The IRS scandal involving the disparate treatment by the IRS of certain tax exempt organizations (or their applications for tax exempt status) still has life. The government committees responsible for investigating the IRS “targeting scandal,” as it has come to be known, wanted to see Lois Lerner’s emails, and last week the IRS responded that they are unable to recover her emails, apparently due to the fact that her computer crashed in 2011 and the IRS did not make a practice of preserving all emails on their servers.
Experts find it hard to believe that the IRS lost the files innocently and that they cannot be recovered. From a legal standpoint, it is common knowledge that you don’t delete emails anytime there is a potential for litigation; in fact, you do whatever you can to preserve them. From a tech standpoint, it is difficult to believe that the emails could have simply disappeared, even if the IRS was not conscientiously backing up data at the time. The idea that files are never really 100% gone when you delete them has some truth to it.
From a layperson point of view, it appears that we’re witnessing some sort of cover-up. It just doesn’t pass the “smell test.” I feel like my 10-year-old would be able to sit down at Lerner’s computer and at least find something.
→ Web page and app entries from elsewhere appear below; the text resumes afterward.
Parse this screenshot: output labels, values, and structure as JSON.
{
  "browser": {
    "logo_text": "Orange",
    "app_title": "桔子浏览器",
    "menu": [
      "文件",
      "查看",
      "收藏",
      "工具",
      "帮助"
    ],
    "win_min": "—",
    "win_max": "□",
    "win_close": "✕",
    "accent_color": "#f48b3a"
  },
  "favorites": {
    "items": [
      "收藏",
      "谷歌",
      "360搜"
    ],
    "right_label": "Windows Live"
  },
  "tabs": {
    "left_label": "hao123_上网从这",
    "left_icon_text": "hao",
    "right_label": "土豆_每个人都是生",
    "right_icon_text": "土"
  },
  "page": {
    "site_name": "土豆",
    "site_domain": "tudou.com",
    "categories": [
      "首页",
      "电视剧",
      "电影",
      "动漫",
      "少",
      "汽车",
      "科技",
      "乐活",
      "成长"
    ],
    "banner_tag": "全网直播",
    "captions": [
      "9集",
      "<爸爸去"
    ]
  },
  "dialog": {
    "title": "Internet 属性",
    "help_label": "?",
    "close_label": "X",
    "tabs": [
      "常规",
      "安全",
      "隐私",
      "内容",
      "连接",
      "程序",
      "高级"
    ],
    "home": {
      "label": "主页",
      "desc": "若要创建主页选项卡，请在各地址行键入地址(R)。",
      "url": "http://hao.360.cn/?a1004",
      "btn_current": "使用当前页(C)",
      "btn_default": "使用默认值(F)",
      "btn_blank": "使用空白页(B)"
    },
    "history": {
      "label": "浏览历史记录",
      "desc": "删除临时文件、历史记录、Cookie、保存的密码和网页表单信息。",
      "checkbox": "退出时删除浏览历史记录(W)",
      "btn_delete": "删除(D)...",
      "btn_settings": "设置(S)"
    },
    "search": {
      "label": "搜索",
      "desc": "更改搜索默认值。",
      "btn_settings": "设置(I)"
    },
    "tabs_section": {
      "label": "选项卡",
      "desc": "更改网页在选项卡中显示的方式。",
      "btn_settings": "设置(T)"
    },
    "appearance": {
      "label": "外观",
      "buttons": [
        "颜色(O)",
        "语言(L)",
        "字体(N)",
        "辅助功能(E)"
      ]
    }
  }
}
But if not, in this day and age, computer geeks are a dime a dozen. Why can’t we just hire the world’s smartest forensic geek at the FBI or CIA and be done with this?
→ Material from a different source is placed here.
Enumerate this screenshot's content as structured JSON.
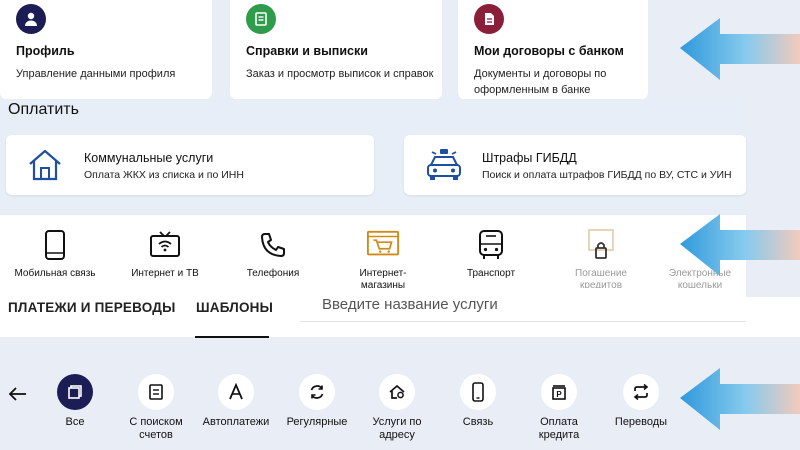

However, as much as the experts and the general public do not believe the emails were lost inadvertently, I have to admit that the facts as we know them do not sound too far fetched to me. From the viewpoint of a tax attorney who deals with the IRS every day, it seems plausible that the IRS really would not save or properly back-up the emails. There’s no way the IRS could possibly save everything. And as for Lerner’s computer crashing, well that kind of thing happens constantly at IRS service centers all around the country. Sometimes when I’m talking with an IRS representative on the phone, I try to imagine the computer their working on and, in my mind, it usually has a 3.5″ floppy disc drive and a behemoth monitor that is twice as deep as it is wide.